» **Entries from a dataset of interfaces**:
_ _ _ _

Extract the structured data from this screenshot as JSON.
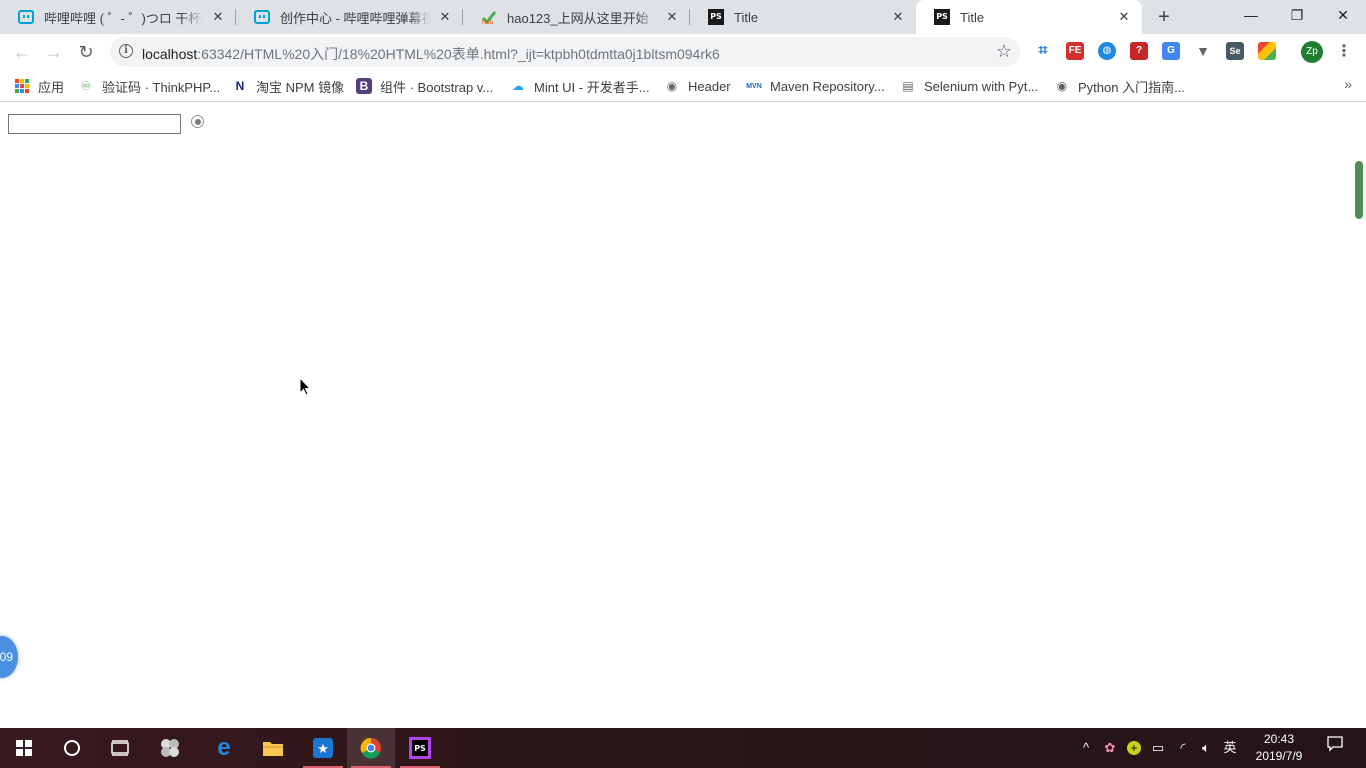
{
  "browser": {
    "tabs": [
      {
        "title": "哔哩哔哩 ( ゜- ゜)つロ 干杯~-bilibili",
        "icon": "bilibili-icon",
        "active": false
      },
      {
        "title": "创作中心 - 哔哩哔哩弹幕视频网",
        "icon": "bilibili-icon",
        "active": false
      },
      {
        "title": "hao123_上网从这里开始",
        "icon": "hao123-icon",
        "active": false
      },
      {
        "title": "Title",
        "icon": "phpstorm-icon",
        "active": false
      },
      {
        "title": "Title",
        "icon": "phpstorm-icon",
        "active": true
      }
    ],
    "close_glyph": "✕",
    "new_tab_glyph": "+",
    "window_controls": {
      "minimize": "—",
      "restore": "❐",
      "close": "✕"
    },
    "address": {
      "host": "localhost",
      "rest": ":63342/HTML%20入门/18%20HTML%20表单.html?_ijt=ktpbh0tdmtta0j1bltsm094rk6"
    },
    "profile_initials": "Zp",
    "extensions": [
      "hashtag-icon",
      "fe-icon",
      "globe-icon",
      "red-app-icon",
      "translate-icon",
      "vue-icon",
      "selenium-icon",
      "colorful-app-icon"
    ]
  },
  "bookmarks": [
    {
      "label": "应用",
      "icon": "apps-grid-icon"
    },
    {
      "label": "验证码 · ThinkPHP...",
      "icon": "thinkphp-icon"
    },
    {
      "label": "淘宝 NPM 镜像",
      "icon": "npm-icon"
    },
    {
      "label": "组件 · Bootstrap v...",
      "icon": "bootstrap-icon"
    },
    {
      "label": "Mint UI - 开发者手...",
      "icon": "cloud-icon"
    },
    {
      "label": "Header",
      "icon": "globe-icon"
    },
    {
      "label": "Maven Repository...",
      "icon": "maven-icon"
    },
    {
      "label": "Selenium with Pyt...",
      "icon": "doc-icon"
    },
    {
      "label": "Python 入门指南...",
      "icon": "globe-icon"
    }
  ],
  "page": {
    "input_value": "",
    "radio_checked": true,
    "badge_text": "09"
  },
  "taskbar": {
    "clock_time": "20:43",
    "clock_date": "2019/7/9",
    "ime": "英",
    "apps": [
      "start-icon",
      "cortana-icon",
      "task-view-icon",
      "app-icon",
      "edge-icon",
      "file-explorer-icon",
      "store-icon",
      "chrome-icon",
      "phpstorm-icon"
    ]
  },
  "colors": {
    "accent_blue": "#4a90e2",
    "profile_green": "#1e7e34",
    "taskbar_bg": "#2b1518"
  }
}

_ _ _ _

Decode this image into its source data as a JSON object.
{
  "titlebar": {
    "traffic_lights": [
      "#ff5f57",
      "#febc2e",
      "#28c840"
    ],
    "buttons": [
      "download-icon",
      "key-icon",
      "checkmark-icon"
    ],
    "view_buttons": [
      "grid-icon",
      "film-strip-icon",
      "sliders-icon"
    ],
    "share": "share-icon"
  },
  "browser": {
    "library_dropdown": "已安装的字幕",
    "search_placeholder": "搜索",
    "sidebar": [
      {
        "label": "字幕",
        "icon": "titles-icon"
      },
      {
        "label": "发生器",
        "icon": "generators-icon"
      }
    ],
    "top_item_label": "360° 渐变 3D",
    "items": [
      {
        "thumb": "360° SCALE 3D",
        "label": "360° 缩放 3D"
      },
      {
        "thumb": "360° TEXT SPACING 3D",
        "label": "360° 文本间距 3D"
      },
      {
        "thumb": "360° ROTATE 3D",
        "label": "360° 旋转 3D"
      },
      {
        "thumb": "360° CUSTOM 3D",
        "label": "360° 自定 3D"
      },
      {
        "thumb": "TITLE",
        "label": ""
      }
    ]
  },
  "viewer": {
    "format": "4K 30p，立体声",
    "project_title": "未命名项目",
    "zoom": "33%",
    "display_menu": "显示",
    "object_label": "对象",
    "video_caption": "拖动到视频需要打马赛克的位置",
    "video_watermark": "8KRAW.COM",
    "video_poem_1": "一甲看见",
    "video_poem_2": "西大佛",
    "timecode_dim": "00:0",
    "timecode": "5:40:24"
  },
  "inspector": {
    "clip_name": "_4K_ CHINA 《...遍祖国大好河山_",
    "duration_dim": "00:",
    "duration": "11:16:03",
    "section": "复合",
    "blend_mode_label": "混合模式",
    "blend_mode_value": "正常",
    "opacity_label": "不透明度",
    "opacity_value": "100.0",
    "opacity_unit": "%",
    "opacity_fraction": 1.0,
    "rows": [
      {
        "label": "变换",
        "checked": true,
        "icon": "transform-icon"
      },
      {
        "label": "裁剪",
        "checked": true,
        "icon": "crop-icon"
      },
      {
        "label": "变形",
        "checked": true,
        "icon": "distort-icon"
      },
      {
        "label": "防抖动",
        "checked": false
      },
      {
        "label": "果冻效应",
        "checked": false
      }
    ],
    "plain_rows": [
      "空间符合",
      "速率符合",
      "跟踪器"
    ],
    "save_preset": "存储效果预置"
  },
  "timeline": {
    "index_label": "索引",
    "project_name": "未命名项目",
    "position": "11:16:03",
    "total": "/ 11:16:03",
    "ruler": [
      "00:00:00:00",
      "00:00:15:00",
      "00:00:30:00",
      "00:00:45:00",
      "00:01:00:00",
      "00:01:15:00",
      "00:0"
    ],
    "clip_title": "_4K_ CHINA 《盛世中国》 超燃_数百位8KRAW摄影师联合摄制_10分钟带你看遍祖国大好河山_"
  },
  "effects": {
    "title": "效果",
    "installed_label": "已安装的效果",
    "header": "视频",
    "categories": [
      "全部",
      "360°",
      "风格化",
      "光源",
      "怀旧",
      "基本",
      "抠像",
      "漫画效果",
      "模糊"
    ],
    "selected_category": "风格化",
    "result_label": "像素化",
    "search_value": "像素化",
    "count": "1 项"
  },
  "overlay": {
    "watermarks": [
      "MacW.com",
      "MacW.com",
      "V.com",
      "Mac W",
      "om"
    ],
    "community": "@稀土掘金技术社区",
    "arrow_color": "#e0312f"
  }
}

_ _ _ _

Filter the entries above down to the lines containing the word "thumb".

        "thumb": "360° SCALE 3D",
        "thumb": "360° TEXT SPACING 3D",
        "thumb": "360° ROTATE 3D",
        "thumb": "360° CUSTOM 3D",
        "thumb": "TITLE",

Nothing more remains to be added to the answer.